Virtual Net Energy Metering works as follows:
Let’s think of this in terms of a neighborhood shopping center. Let’s say that the shopping center has a grocery store, a drugstore, five retail stores, five restaurants and a coffee shop (13 businesses in total).
This shopping center likely has at least 14 existing electrical meters (one for each business, plus one for common areas managed by the landlord).
A single set of solar panels can be placed on any portion of the roof of the shopping center. This solar installation will be connected to the power grid through a VNEM meter. This becomes a new meter, in addition to the 14 meters that are already in place.
As power is generated by the solar program, each kilowatt hour (kWh) that is generated is measured by the VNEM meter.
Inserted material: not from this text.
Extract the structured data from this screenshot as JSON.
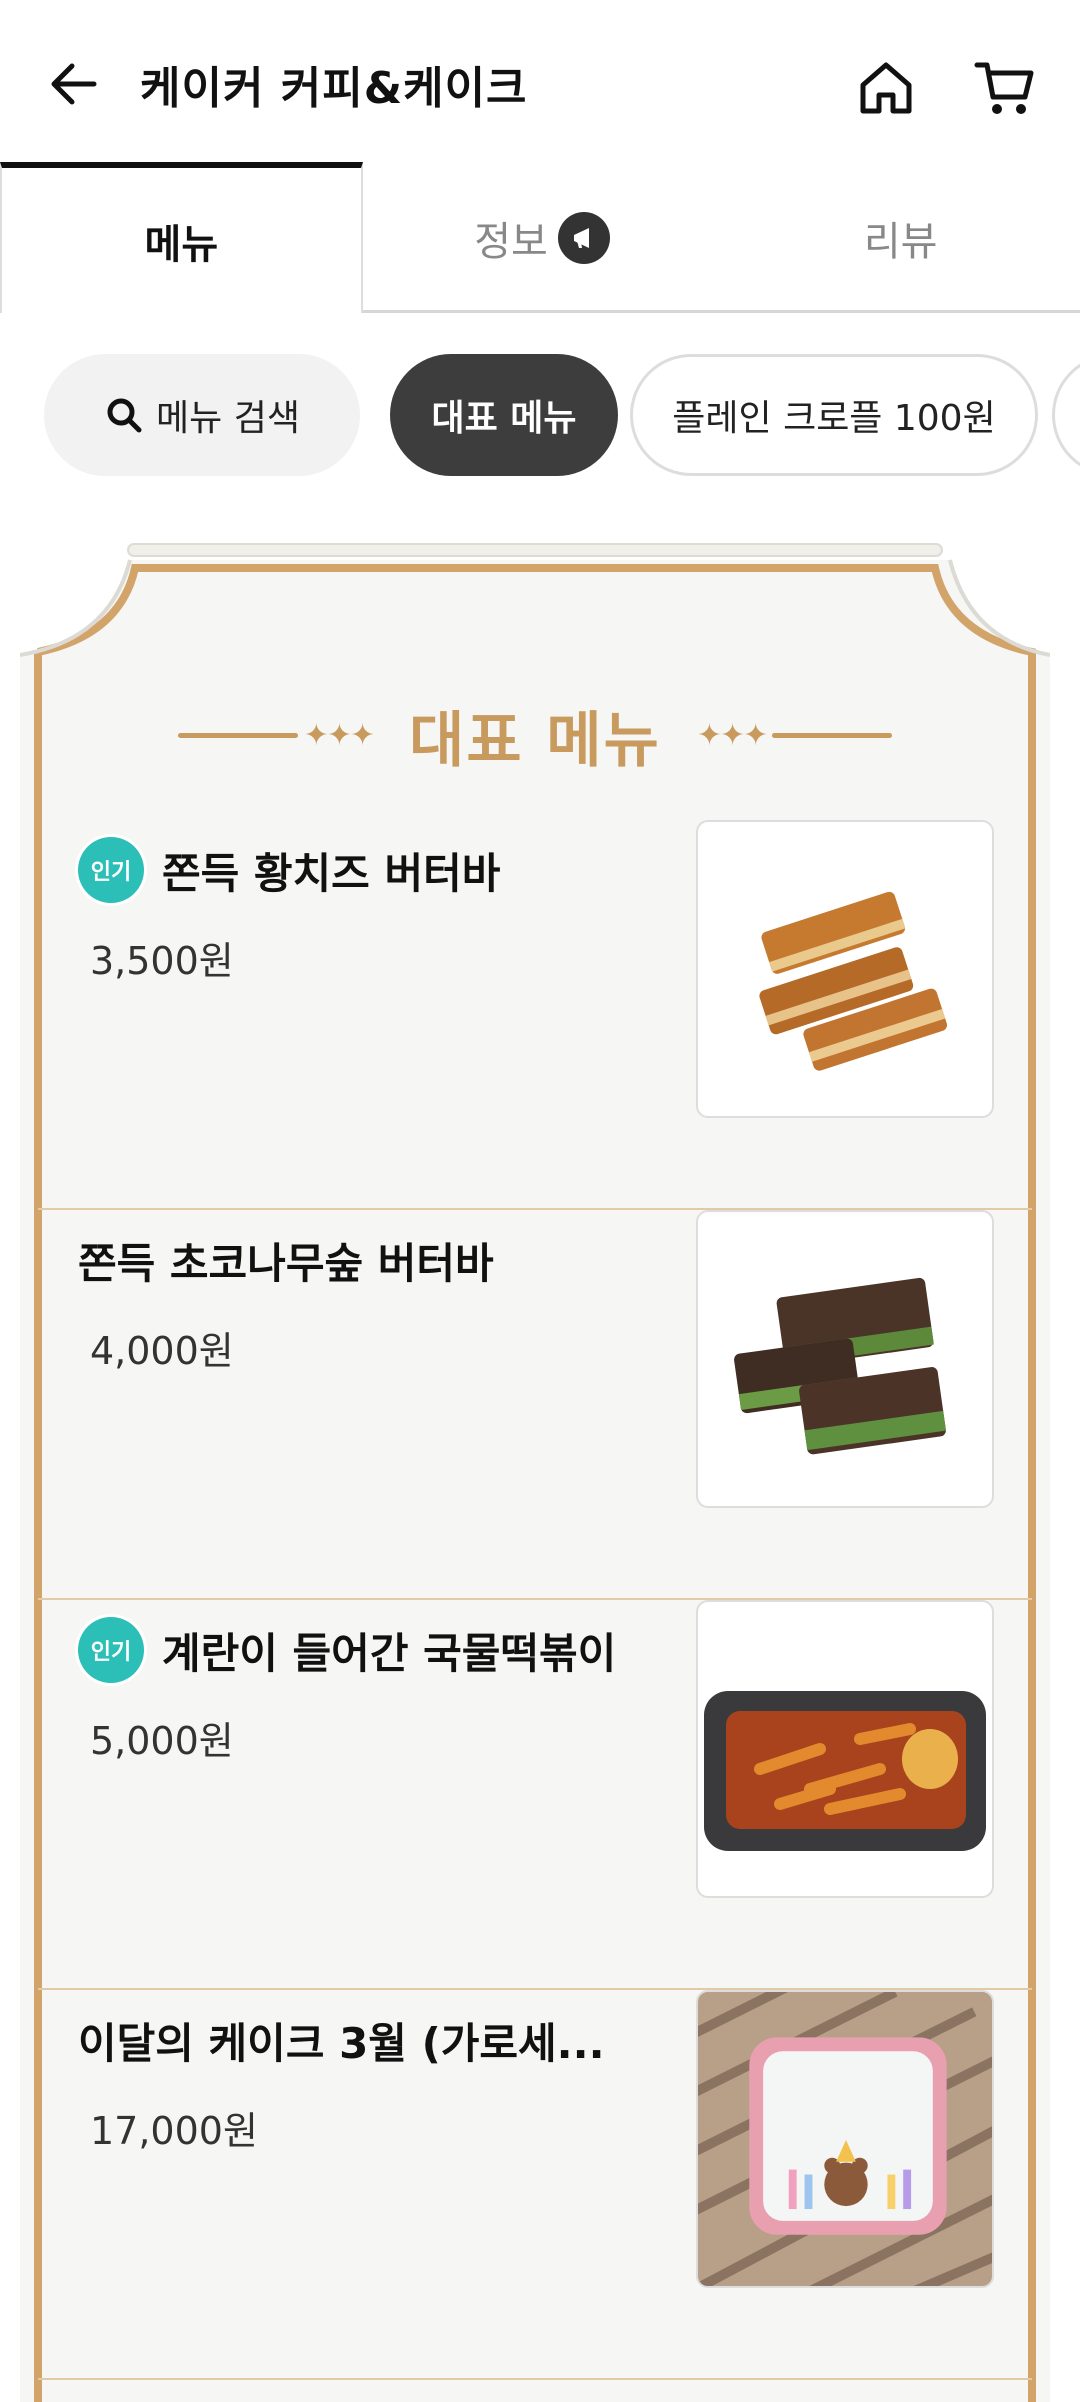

At the end of each month, the kWh balance that is generated through the VNEM meter can be applied as credits against the energy usage of any of the other 14 meters in the shopping center.
Through this approach, all of the businesses in the shopping center can receive financial credit for a portion of the solar power generated through a single set of solar panels.
VNEM programs are designed so that many businesses can benefit from a single solar installation. A business of any size can participate, and it does not matter if energy usage has seasonal peaks since consumption is shared across many businesses.
VNEM is a key component of the strategy to make locally-generated solar power a possibility for shopping centers and office buildings where many businesses share a common space (and a common roof).
The model is simple - a single solar installation that benefits many businesses seems like a win-win for everyone.
So, how do you make it happen?
The tricky parts of putting a shared VNEM program in place are the following:
Fortunately, there are partners (like King Energy) who work with multi-tenant commercial properties to make VNEM programs possible.
King Energy covers the full investment and financing process and provides software to manage the tracking and financial components of power allocation. This means that a VNEM program can be put in place with no cost to the property owner or to the tenants of the property.
King Energy will also maintain the solar panels over time and work with the utility to configure the allocation of power across participating businesses, creating a turnkey solution that makes solar power generation accessible for shopping centers and office buildings.